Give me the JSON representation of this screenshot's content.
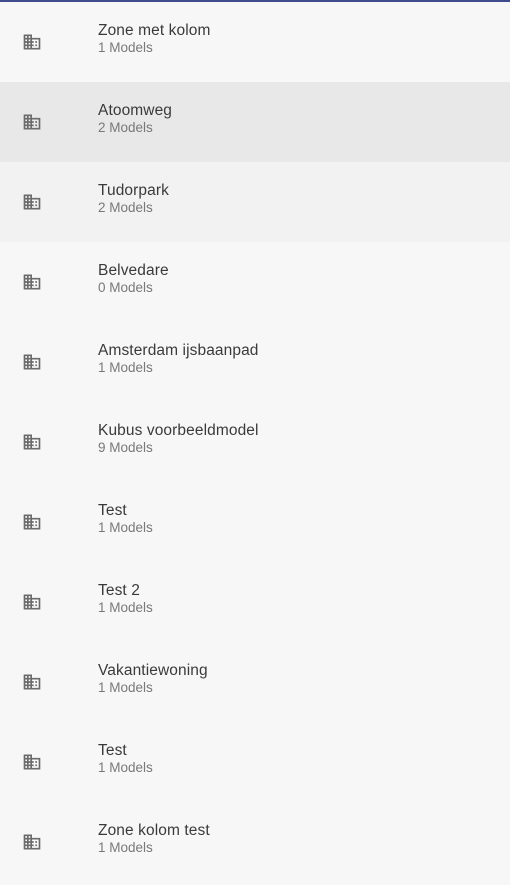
{
  "projects": {
    "items": [
      {
        "name": "Zone met kolom",
        "count": "1 Models"
      },
      {
        "name": "Atoomweg",
        "count": "2 Models"
      },
      {
        "name": "Tudorpark",
        "count": "2 Models"
      },
      {
        "name": "Belvedare",
        "count": "0 Models"
      },
      {
        "name": "Amsterdam ijsbaanpad",
        "count": "1 Models"
      },
      {
        "name": "Kubus voorbeeldmodel",
        "count": "9 Models"
      },
      {
        "name": "Test",
        "count": "1 Models"
      },
      {
        "name": "Test 2",
        "count": "1 Models"
      },
      {
        "name": "Vakantiewoning",
        "count": "1 Models"
      },
      {
        "name": "Test",
        "count": "1 Models"
      },
      {
        "name": "Zone kolom test",
        "count": "1 Models"
      }
    ],
    "icon": "building-icon",
    "colors": {
      "accent_top_border": "#3f4b8c",
      "hover_bg": "#e8e8e8",
      "selected_bg": "#f2f2f2",
      "icon": "#6b6b6b"
    }
  }
}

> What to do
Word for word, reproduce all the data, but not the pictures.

> Your response
Give me the JSON representation of this screenshot's content.
{
  "projects": {
    "items": [
      {
        "name": "Zone met kolom",
        "count": "1 Models"
      },
      {
        "name": "Atoomweg",
        "count": "2 Models"
      },
      {
        "name": "Tudorpark",
        "count": "2 Models"
      },
      {
        "name": "Belvedare",
        "count": "0 Models"
      },
      {
        "name": "Amsterdam ijsbaanpad",
        "count": "1 Models"
      },
      {
        "name": "Kubus voorbeeldmodel",
        "count": "9 Models"
      },
      {
        "name": "Test",
        "count": "1 Models"
      },
      {
        "name": "Test 2",
        "count": "1 Models"
      },
      {
        "name": "Vakantiewoning",
        "count": "1 Models"
      },
      {
        "name": "Test",
        "count": "1 Models"
      },
      {
        "name": "Zone kolom test",
        "count": "1 Models"
      }
    ],
    "icon": "building-icon",
    "colors": {
      "accent_top_border": "#3f4b8c",
      "hover_bg": "#e8e8e8",
      "selected_bg": "#f2f2f2",
      "icon": "#6b6b6b"
    }
  }
}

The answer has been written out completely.